A court in the Netherlands has ordered the Dutch government to stop providing Israel with components for the Lockheed Martin F-35 fighter.

The Netherlands hosts one of several regional logistics hubs used by the Pentagon to support overseas operators of the advanced stealth aircraft. The Israeli air force operates 39 F-35s, with plans to acquire a total fleet of 75 jets.

A Dutch court on 12 February ordered the government in th Hague to block shipments of F-35 components bound for Israel, citing that country’s conduct during ongoing military operations inside the Gaza Strip.

“It is undeniable that there is a clear risk the exported F-35 parts are used in serious violations of international humanitarian law,” the court said.
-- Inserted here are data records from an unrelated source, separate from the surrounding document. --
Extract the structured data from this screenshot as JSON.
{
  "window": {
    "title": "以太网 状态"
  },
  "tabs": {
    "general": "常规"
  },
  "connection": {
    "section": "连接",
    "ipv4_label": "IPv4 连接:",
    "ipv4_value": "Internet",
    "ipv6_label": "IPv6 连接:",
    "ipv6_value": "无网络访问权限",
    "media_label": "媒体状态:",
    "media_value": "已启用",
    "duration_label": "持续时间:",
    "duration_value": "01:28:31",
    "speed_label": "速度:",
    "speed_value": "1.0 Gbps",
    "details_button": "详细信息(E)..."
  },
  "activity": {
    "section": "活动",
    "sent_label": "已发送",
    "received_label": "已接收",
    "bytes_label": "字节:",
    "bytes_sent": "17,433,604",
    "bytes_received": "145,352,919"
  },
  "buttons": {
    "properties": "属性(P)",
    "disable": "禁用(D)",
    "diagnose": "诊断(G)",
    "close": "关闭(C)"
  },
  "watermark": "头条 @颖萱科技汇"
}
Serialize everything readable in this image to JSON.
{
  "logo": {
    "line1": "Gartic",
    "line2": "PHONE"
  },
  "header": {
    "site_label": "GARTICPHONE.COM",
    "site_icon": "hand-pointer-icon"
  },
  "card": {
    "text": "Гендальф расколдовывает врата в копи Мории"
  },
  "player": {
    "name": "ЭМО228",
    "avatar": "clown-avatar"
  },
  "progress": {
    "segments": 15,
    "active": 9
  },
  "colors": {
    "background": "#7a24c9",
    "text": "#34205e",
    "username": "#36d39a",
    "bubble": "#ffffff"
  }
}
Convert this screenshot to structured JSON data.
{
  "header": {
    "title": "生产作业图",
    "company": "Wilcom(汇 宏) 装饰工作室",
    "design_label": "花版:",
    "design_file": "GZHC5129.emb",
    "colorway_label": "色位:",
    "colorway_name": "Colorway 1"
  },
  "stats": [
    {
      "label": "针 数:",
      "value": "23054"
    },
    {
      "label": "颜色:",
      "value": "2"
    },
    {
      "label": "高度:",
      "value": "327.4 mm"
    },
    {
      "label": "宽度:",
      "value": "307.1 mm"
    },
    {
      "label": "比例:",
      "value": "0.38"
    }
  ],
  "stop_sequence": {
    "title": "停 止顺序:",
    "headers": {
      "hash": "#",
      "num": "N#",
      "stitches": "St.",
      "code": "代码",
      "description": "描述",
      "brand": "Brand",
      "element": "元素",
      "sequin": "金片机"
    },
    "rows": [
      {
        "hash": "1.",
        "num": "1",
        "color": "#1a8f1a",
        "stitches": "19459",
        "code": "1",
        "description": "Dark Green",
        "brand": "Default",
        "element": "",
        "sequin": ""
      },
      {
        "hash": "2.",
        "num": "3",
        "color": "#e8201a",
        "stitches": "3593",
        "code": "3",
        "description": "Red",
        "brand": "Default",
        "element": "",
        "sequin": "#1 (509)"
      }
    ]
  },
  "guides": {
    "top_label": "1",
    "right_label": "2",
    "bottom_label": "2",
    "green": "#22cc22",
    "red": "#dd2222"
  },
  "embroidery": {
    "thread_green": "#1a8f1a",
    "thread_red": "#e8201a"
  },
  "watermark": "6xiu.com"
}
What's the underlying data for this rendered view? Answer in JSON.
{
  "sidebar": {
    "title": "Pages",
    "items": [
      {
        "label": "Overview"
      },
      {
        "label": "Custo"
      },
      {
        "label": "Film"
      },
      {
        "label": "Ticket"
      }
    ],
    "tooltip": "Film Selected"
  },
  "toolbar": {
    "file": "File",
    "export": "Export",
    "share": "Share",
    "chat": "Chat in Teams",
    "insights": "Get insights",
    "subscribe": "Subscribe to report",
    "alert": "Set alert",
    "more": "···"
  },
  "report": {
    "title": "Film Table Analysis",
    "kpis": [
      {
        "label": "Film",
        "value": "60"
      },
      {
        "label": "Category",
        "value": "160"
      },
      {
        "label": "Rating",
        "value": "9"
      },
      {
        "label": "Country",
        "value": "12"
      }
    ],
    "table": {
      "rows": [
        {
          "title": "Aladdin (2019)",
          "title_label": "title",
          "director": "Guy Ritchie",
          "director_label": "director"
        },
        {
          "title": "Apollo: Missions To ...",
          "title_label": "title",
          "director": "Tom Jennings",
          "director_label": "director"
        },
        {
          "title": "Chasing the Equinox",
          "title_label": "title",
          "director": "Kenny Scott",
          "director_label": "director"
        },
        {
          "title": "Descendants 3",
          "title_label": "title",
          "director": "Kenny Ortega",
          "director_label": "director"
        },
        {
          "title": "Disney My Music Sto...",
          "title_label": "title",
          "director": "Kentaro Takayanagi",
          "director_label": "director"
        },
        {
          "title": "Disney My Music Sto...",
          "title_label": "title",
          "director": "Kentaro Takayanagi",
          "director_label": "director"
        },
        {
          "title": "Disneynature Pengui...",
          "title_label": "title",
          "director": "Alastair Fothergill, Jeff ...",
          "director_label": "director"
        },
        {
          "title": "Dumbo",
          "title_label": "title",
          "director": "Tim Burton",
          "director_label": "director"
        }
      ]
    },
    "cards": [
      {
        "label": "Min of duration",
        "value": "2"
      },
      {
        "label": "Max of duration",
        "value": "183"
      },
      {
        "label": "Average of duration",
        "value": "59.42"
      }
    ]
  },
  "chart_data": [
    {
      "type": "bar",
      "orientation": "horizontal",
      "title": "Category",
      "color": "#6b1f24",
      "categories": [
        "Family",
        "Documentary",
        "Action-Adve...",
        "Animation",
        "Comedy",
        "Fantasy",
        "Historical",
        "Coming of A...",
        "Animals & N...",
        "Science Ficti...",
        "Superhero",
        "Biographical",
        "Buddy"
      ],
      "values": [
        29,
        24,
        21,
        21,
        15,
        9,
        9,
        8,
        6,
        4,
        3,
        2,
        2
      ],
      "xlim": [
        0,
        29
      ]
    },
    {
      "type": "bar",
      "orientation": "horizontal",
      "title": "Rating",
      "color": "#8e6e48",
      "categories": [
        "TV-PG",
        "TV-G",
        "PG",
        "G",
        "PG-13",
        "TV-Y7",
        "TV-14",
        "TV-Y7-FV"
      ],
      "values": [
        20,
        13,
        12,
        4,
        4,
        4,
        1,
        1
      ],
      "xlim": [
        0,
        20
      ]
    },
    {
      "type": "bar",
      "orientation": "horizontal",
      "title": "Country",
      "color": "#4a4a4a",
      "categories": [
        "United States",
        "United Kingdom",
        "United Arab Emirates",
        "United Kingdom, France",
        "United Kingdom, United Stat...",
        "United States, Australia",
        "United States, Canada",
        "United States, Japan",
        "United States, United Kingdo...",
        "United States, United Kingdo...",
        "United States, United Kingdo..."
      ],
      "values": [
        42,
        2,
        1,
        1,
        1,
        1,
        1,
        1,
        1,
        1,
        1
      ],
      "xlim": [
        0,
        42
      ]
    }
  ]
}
The lawsuit was filed by non-governmental organisations, including the Dutch branch of Oxfam. The ruling gives the government seven days to comply with the decision.

Israeli F-35Is 2

Source: Israeli Ministry of Defense

Israel plans to acquire up to 75 F-35 fighters, operated in a local configuration as the F-35I ‘Adir’. The country already operates 39 examples of the stealth jet

The government says it will appeal to the country’s supreme court.

“In the government’s view, it is up to the state to determine its foreign policy,” said foreign trade minister Geoffrey van Leeuwen on 12 February.

The government says it will respect the order from the lower court, while the appeal is filed.

In the meantime, it is scrambling to “secure the Netherlands’ role” within the F-35 programme.

“The government will do everything it can to convince allies and partners that the Netherlands remains a reliable partner in the F-35 project and in European and international defence cooperation,” it said following the court decision.

The Netherlands is also an F-35 operator, with 26 jets in service, according to Cirium data. Lockheed says the country plans to acquire 52 aircraft in total.

While the Netherlands is seeking to resume full delivery of F-35 parts to Israel, its government has also taken a stance against the conduct of Israel’s war in Gaza, which is currently centred on the southern city of Rafah.


Source: Netherlands defence ministry

The Netherlands plans to acquire 52 examples of the F-35A

“The situation in Rafah is very worrying,” said Dutch foreign minister Hanke Bruins Slot on 10 February, days before the court’s F-35 ruling.

“Hard to see how large-scale military operations in such a densely populated area would not lead to many civilian casualties and a bigger humanitarian catastrophe,” she adds. “This is unjustifiable.”

Israel has denied any wrongdoing in the conflict. The government in Tel Aviv has vowed to press forward with its ground incursion into Gaza, which is formally ruled by the militant group Hamas.

“Israel [will] not leave intact the terrorist battalions in Rafah,” the government said in a 12 February statement not related to the Dutch court decision. “The war is expected to continue until total victory over Hamas.”

Palestinian fighters from Hamas killed some 1,400 Israelis in a deadly terrorist attack on 7 October 2023, prompting an even bloodier response from Israel.

The conflict has since spread across the Middle East, with Iranian-backed fighters in Iraq, Syria and Yemen subsequently launching more than 160 attacks against US ships and bases in the Middle East.

The Dutch government describes its decision to appeal the F-35 ruling as “separate” from its stance on Israel’s military conduct.

“The situation is extremely serious,” it says. “It is clear that international humanitarian law applies in full and Israel, too, must abide by it.”

For its part, F-35 manufacturer Lockheed says it is coordinating with the Pentagon, which manages global logistics support to F-35 customers though the USA’s Foreign Military Sales system.

“We’re working closely with the F-35 Joint Program Office to evaluate the impacts the recent Dutch court ruling will have on our supply chain,” the military airframer said on 12 February.

“We stand ready to support the US government and allies as needed,” the company adds.